For this category, in order for the work to be eligible, the work must have been created at least 90% on site. Minor touch-ups done in the studio after the work is basically complete are still accepted into this category, so long as it does not constitute more then 10% of the work.

Thank you to PleinAir Live, the Plein Air Convention and Expo (PACE), and PleinAir Magazine for sponsoring this category.

Fully from Life

This category is intended to highlight works created solely from life without the use of any photographic references. This category is open to all subject matter and mediums, from drawings in charcoal to figurative work in oil done from live models as well as still life and animal art. Works entered into this category are still encouraged to be entered into the other categories that are appropriate for the subject matter. For example, a figurative work done solely from life is encouraged to compete in both the Fully from Life category as well as the Figurative category. Working directly from life poses unique challenges to the artist. The natural world cannot be copied - it must be interpreted. In the absence of an intermediary, like photography, to assist in the translation of the subject, the artist is guided only by his or her individual exploration of the subject to create a uniquely personal representation of reality.

Thank you to The Florence Academy of Art for sponsoring this category.

Teens Category

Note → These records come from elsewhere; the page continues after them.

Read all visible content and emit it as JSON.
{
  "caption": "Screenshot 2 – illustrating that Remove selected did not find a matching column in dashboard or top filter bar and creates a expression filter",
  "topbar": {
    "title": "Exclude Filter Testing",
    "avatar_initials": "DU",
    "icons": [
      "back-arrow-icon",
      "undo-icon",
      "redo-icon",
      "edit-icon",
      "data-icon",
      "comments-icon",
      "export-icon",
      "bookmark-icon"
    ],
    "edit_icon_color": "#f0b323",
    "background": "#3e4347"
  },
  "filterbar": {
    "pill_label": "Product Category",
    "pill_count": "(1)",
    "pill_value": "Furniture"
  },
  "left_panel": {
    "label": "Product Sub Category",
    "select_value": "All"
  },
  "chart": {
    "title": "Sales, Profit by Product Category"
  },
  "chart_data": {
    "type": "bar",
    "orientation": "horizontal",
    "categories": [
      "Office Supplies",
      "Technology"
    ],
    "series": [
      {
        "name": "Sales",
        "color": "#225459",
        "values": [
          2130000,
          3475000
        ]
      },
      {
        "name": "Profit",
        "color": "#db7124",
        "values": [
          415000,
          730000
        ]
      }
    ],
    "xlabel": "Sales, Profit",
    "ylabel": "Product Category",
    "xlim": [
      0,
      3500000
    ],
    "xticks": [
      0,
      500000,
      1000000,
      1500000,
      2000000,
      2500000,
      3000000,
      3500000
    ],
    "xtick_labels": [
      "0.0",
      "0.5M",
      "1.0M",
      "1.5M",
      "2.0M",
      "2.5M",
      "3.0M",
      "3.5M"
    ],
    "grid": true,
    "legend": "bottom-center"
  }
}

Because of ARC's commitment to introduce skill-based training techniques to the next generation, we are pleased to announce that this year's salon will include a category specifically for students of 13 to 19 years of age. Works created during this age range are also acceptable, so long as the artist is no older then 20 years of age at the time of entry. Awards in the amounts of $2,500, $1,000 and $500 (1st, 2nd, and 3rd place) will be awarded for the winning students' artworks as well as eight honorable mentions. In addition, all semi-finalists will receive international recognition for their artwork, their instructor, and their school through the ARC website, and finalists will also be published in the 16th ARC Salon book. Winners in the Teens Category will also be included in the Lunar Codex, and be invited to travel in the 16th ARC Salon Exhibition. These works by our talented youth will not compete with the other categories of the ARC Salon, but in this separate division specifically for young students. (Entry fee is $25.) Please read the rules page for more details. Please note that due to the increase in size of this category as well as the originality shown in last year’s competition, we will no longer allow master copies to be submitted. All works must be original artwork. If you attend a Title 1 school and this fee would be a barrier to entry, please write to

Thank you to PoetsArtists Magazine for sponsoring this category.